Feeling arty today, inspired by a semi-monthly art outing tradition I have with a couple of friends this afternoon. Most of the time this blog focuses on explaining joy, but today I just feel like sharing some. These paintings are by Berlin-based Barcelona artist Yago Hortal.
Ok, I changed my mind. I was going to just post some art, but as the title of this post suggests, I can’t help but noodle this a little more. Why do colorful swirls of paint make us feel so stimulated and uplifted? Why does art move us so? This question is especially significant in abstraction, where there’s no subject matter to react to, no inherent narrative, just pure sensation dancing about on our rods and cones. I’ve offered up a bunch of ideas on this blog about color, curves, and so on — why specific aesthetic elements may have evolved to make us feel joy. Recently I’ve come across a theory that puts our desire to make and view art in a more macro evolutionary context. In his book The Art Instinct, philosopher Denis Dutton contends that art arose as a (rather sophisticated) way of attracting a mate. He connects art with evolution through sexual selection, the aspect of evolutionary theory that deeply troubled Darwin before he was able to explain it, because it fostered the success of traits at cross-purposes with survival. (The peacock’s tail is the classic example here: Large and brightly colored tails may make a peacock more vulnerable to predators, but they’re selected for anyway because peahens prefer them. Research suggests this is because they indicate a peacock carries a lower parasite load than his dull-plumed buddies.)
Making art may once have said, “I’d make a good mate because I’m clever and creative,” selecting the desire to make and appreciate art, music, literature, and performance into the human genetic makeup.
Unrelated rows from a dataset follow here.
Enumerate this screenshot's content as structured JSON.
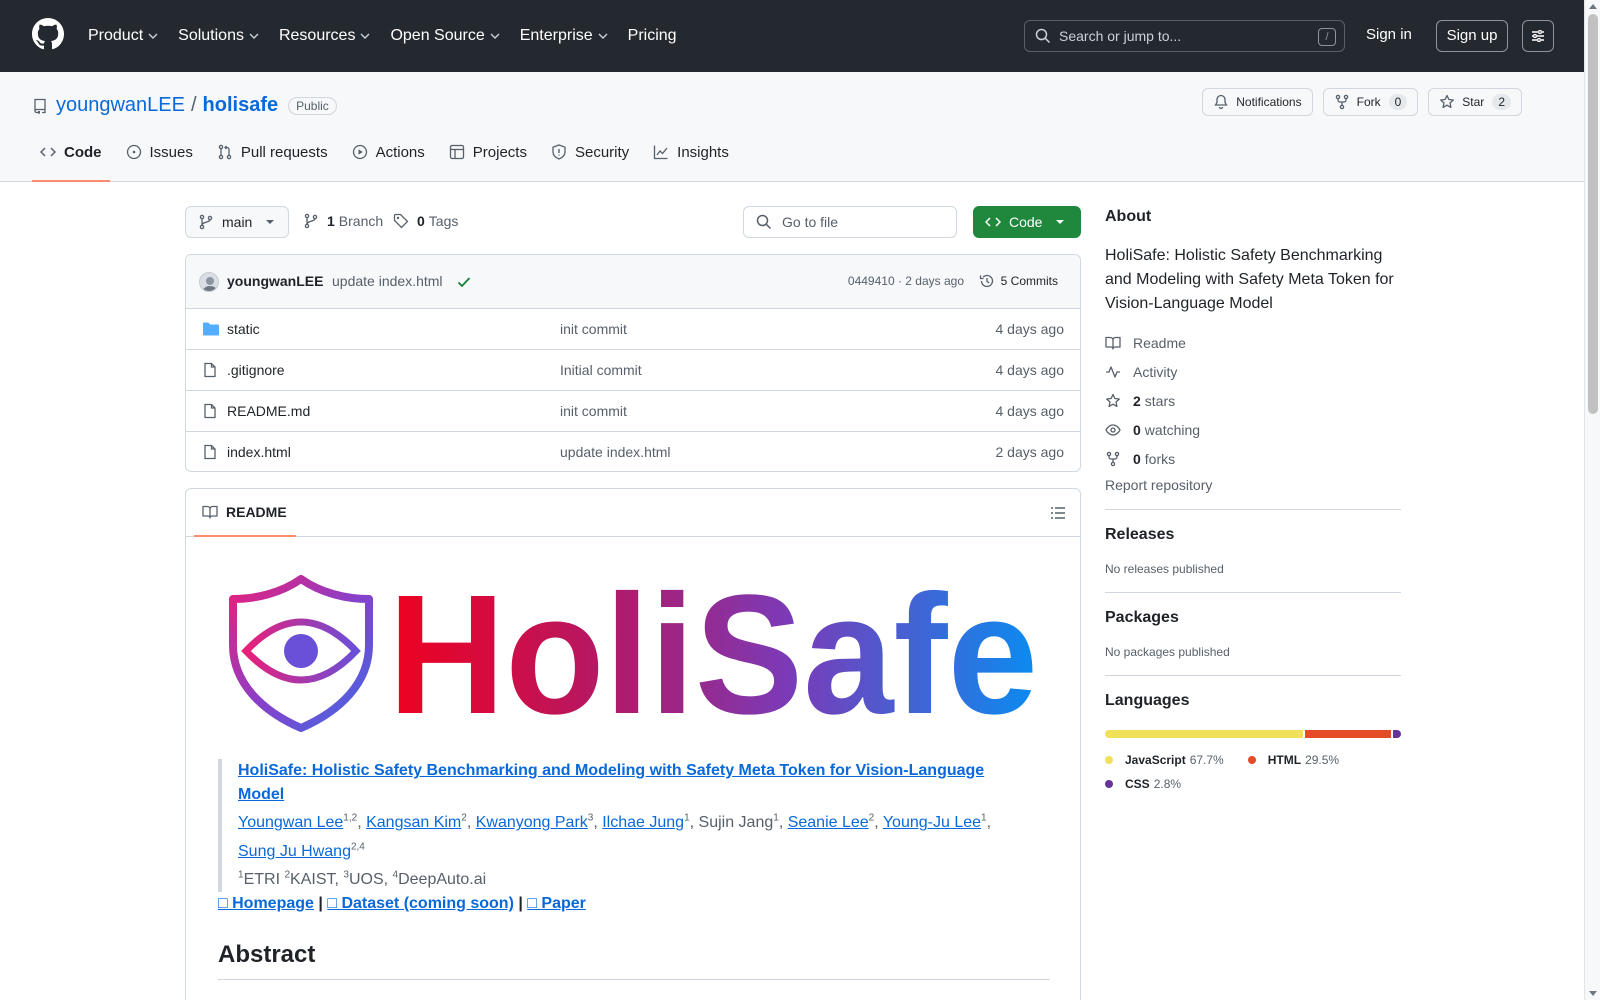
{
  "header": {
    "nav": [
      "Product",
      "Solutions",
      "Resources",
      "Open Source",
      "Enterprise",
      "Pricing"
    ],
    "search_placeholder": "Search or jump to...",
    "search_shortcut": "/",
    "signin": "Sign in",
    "signup": "Sign up"
  },
  "repo": {
    "owner": "youngwanLEE",
    "separator": "/",
    "name": "holisafe",
    "visibility": "Public",
    "notifications_label": "Notifications",
    "fork_label": "Fork",
    "fork_count": "0",
    "star_label": "Star",
    "star_count": "2",
    "tabs": [
      "Code",
      "Issues",
      "Pull requests",
      "Actions",
      "Projects",
      "Security",
      "Insights"
    ]
  },
  "toolbar": {
    "branch": "main",
    "branch_count": "1",
    "branch_label": "Branch",
    "tag_count": "0",
    "tag_label": "Tags",
    "goto_placeholder": "Go to file",
    "code_button": "Code"
  },
  "commit": {
    "author": "youngwanLEE",
    "message": "update index.html",
    "meta": "0449410 · 2 days ago",
    "count_label": "5 Commits"
  },
  "files": [
    {
      "name": "static",
      "type": "folder",
      "commit": "init commit",
      "time": "4 days ago"
    },
    {
      "name": ".gitignore",
      "type": "file",
      "commit": "Initial commit",
      "time": "4 days ago"
    },
    {
      "name": "README.md",
      "type": "file",
      "commit": "init commit",
      "time": "4 days ago"
    },
    {
      "name": "index.html",
      "type": "file",
      "commit": "update index.html",
      "time": "2 days ago"
    }
  ],
  "readme": {
    "tab_label": "README",
    "logo_text": "HoliSafe",
    "paper_title": "HoliSafe: Holistic Safety Benchmarking and Modeling with Safety Meta Token for Vision-Language Model",
    "authors": [
      {
        "name": "Youngwan Lee",
        "sup": "1,2",
        "link": true
      },
      {
        "name": "Kangsan Kim",
        "sup": "2",
        "link": true
      },
      {
        "name": "Kwanyong Park",
        "sup": "3",
        "link": true
      },
      {
        "name": "Ilchae Jung",
        "sup": "1",
        "link": true
      },
      {
        "name": "Sujin Jang",
        "sup": "1",
        "link": false
      },
      {
        "name": "Seanie Lee",
        "sup": "2",
        "link": true
      },
      {
        "name": "Young-Ju Lee",
        "sup": "1",
        "link": true
      },
      {
        "name": "Sung Ju Hwang",
        "sup": "2,4",
        "link": true
      }
    ],
    "affiliations": [
      {
        "sup": "1",
        "name": "ETRI"
      },
      {
        "sup": "2",
        "name": "KAIST,"
      },
      {
        "sup": "3",
        "name": "UOS,"
      },
      {
        "sup": "4",
        "name": "DeepAuto.ai"
      }
    ],
    "links": [
      "Homepage",
      "Dataset (coming soon)",
      "Paper"
    ],
    "link_separator": "|",
    "link_glyph": "□",
    "abstract_heading": "Abstract"
  },
  "sidebar": {
    "about_heading": "About",
    "description": "HoliSafe: Holistic Safety Benchmarking and Modeling with Safety Meta Token for Vision-Language Model",
    "readme": "Readme",
    "activity": "Activity",
    "stars_count": "2",
    "stars_label": "stars",
    "watching_count": "0",
    "watching_label": "watching",
    "forks_count": "0",
    "forks_label": "forks",
    "report": "Report repository",
    "releases_heading": "Releases",
    "releases_note": "No releases published",
    "packages_heading": "Packages",
    "packages_note": "No packages published",
    "languages_heading": "Languages",
    "languages": [
      {
        "name": "JavaScript",
        "pct": "67.7%",
        "value": 67.7,
        "color": "#f1e05a"
      },
      {
        "name": "HTML",
        "pct": "29.5%",
        "value": 29.5,
        "color": "#e34c26"
      },
      {
        "name": "CSS",
        "pct": "2.8%",
        "value": 2.8,
        "color": "#663399"
      }
    ]
  },
  "colors": {
    "header_bg": "#24292f",
    "link": "#0969da",
    "code_button": "#1f883d",
    "active_tab_underline": "#fd8c73"
  }
}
Of course, that doesn’t mean that the link between art and sex is persistent, that our current appreciation of art is akin to artist-lust, that a gift of a painting is foreplay. Evolutionary theory doesn’t offer explanations for our reasoned behavior in the present; it merely gives us origin stories, roots that help explain the common ancestry of our universal predilections. Rather, for me, it’s interesting to know that when we view art, somewhere deep in our brain may be the trace of a neural connection that links such apparently purposeless beauty with the desire that fuels our renewal. That our joy in art is not detached contemplation, but visceral, emotional, and vital.
Yago Hortal via but does it floatJune 5th, 2010